What to do:
Scan the entries below and return each line that contains "JSON".
---
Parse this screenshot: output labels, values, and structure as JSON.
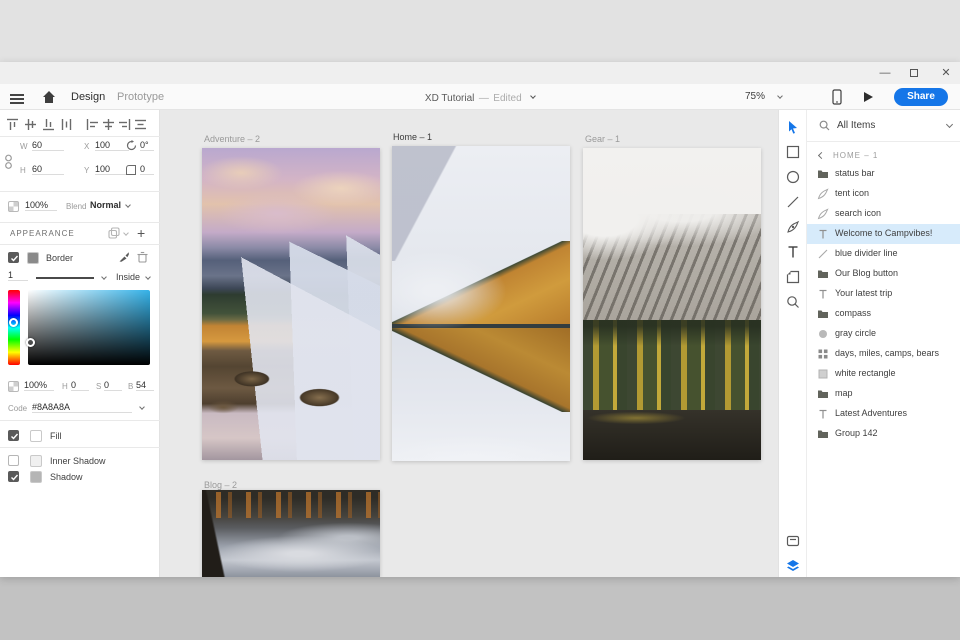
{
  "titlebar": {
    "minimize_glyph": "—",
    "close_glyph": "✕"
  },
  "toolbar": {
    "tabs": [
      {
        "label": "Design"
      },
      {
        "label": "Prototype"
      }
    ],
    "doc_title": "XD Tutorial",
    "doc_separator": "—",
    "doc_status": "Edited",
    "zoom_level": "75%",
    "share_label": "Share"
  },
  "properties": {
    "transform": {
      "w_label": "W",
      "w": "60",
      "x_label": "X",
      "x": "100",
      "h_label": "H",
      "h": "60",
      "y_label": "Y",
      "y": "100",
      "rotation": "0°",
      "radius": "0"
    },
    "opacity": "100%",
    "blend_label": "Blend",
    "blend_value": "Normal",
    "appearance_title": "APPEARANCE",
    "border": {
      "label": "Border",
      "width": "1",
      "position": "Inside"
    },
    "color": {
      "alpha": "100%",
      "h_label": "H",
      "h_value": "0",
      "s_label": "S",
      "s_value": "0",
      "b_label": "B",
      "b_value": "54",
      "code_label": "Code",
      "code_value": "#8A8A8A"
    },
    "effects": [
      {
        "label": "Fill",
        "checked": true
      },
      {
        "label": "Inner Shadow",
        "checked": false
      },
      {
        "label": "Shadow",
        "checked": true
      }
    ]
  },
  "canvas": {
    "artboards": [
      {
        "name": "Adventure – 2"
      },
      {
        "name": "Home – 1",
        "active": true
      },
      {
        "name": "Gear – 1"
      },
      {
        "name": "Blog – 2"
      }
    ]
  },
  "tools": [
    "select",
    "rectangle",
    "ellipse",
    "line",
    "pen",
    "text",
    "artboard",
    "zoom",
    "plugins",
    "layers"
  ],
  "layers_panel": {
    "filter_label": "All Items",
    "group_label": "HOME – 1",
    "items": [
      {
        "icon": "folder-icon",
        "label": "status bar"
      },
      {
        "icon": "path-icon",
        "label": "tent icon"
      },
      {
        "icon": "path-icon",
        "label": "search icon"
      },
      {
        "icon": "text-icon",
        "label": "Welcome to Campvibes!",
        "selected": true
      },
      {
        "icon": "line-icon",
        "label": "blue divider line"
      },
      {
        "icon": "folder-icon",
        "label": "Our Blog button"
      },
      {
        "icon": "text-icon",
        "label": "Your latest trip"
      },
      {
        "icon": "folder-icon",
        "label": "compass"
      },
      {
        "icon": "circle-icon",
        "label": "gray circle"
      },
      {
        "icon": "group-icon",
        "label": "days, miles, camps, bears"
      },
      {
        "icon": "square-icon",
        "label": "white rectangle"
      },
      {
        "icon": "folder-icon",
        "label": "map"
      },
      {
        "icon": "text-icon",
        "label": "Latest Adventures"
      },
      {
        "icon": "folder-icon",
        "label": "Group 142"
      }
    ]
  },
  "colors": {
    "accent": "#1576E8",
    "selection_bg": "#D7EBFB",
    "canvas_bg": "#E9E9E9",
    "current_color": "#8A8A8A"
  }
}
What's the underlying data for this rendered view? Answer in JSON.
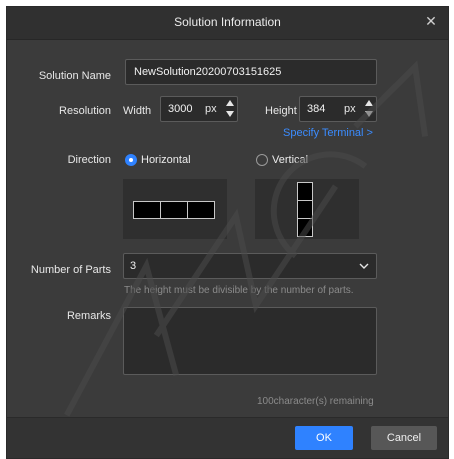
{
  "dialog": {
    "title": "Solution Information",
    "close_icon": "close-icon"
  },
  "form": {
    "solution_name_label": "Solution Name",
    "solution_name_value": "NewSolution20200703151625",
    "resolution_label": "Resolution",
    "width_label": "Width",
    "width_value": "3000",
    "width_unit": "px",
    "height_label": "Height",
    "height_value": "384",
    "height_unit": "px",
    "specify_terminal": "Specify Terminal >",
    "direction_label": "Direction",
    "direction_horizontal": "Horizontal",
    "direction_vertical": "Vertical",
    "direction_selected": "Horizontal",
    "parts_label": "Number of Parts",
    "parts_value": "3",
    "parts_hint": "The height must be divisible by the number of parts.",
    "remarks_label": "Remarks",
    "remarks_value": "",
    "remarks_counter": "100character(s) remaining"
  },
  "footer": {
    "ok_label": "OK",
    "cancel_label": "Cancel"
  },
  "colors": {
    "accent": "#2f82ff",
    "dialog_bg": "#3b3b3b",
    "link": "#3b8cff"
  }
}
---
Solution below:
Parse this screenshot: output labels, values, and structure as JSON.
What's the underlying data for this rendered view? Answer in JSON.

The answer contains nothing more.